The downside, of course, is that your teaching and learning program is out there on display to the world. And as with most teachers, this document is always a work in progress and there’s always changes to be made and tweaking to be done. So it does make me feel a little vulnerable in that others have the ability to cast a critical eye over my work. But I’m hoping this only leads to positive improvement rather than complete demoralisation!
So anyway, I’m six weeks into using my digital program, and this has been the upside:
- It’s much more flexible and adaptable. When your world revolves around formative assessment and individual learning plans, I find that it’s damn near impossible to program for an entire unit of work a term ahead. I can using the teaching-learning cycle on the ‘short wash cycle’ on a daily basis to respond to student need, particularly in KLAs like Maths.
- I pop my program up onto the IWB and the kids can see exactly what’s happening. Links to sites are embedded in the document, making them easily accessible during lessons and easily transferred to the class blog for sharing afterwards.
- It’s a more accurate register of my teaching. I can edit documents to reflect what actually happened, and easily shift contents around. Helpful when a poppet is having a particularly sensory day and teaching and learning experiences need to be quickly reshaped into something else to accommodate them, throwing your original plan out the window.

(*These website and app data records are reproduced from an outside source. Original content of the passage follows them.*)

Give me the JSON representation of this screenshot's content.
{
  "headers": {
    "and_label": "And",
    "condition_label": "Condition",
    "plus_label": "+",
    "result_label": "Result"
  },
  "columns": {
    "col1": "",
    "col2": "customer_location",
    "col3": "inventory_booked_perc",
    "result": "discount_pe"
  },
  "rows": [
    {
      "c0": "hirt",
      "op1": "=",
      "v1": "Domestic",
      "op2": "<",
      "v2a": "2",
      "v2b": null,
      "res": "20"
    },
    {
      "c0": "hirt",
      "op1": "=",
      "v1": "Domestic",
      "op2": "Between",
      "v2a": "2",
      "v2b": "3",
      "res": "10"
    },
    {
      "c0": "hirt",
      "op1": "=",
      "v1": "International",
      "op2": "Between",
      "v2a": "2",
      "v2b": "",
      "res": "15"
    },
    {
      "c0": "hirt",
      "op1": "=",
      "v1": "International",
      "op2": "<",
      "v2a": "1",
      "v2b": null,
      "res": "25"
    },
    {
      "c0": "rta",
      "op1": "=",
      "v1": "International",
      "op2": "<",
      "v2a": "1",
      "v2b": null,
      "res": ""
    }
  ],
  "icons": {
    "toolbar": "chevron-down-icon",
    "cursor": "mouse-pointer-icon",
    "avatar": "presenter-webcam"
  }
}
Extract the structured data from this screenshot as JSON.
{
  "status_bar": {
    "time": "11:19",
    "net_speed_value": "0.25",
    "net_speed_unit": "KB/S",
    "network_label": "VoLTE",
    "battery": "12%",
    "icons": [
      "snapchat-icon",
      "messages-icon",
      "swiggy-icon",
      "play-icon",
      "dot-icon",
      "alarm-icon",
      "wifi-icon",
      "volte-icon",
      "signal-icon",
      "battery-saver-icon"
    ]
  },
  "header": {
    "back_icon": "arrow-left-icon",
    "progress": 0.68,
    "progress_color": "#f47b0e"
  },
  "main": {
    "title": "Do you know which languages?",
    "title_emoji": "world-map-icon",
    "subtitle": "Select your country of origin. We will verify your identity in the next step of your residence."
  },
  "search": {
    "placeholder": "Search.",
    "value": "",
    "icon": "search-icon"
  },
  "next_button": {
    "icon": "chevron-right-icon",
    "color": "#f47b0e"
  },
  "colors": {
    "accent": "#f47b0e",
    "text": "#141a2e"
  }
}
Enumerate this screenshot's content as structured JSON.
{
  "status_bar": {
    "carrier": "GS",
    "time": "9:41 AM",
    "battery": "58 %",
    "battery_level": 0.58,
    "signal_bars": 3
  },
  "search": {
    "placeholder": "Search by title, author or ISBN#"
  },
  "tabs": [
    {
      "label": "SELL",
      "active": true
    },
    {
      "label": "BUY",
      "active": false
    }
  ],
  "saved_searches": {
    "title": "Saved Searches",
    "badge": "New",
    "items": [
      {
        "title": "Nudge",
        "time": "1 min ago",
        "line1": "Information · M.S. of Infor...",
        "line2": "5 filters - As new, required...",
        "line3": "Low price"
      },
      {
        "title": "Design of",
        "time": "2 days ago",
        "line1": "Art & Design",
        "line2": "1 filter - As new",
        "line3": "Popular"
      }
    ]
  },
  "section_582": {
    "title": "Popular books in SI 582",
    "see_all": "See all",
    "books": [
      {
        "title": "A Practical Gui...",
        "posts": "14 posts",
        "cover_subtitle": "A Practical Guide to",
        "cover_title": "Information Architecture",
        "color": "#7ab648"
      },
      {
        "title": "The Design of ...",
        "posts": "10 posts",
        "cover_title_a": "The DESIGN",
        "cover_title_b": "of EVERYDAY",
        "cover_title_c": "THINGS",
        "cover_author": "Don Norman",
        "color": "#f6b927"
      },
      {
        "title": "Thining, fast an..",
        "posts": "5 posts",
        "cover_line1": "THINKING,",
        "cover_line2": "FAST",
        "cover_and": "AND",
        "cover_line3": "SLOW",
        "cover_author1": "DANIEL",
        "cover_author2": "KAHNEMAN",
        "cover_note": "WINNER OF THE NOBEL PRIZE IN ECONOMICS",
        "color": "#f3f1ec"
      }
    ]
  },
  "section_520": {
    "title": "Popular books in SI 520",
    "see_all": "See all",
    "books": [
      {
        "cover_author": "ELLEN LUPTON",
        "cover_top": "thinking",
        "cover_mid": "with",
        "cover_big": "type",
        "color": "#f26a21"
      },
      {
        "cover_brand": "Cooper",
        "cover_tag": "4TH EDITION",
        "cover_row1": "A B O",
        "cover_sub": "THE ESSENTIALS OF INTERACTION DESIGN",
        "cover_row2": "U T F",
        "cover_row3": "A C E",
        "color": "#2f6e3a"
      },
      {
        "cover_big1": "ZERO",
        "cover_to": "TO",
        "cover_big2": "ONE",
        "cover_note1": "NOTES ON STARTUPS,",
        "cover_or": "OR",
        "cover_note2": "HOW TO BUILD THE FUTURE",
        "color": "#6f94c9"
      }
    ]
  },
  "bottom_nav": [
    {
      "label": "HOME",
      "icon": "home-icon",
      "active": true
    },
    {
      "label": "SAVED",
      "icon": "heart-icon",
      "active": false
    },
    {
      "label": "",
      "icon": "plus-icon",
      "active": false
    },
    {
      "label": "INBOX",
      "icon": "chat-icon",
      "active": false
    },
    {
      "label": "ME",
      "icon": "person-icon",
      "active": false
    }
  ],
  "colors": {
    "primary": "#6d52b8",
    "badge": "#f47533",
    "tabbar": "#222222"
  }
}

- Knowing that the whole world can read my program, it’s given me a greater sense of accountability. I’m notorious for starting a day book, then having it fade away by about Week 5, Term 1. But I’m actually finding a practical purpose for keeping a digital day book because it has all my links etc in it.
- I had a casual teacher on my class yesterday. I thought that the digital format would actually make life easier for casuals, because I’ve set the program up as an easily clickable link in the bookmark bar of the browser, and everything is ready to go. But when I walked the casual through the format (showed her the Day Book link, which had links to various parts of the program that she could go to in order to find out what to do for that section) she was really daunted. So this approach is good for me, but not so good if you get casuals who aren’t tech savvy. To get around this, I’m going to train up my SLSO a bit better and perhaps include a “Note for Casuals” page with a brief rundown of where to start and what to do (would also be useful if I’m at home sick and need to pass on any messages to the casual from home).
- At the start of the year, while I’ve been testing out different ways of running things to suit my kids (especially considering I’m at a new school with kids I knew nothing about at the start of the year) it’s been difficult to establish a consistent online programming approach from the word go. I’ve felt it’s been a little bit higgledy-piggledy in some ways, but I guess this is the same with paper-based programming. The difference is that with an online program, the world can see your higgledy-pigglediness.
So yeah…so far it’s more upside than downside. I’ll update again at the end of Term 2.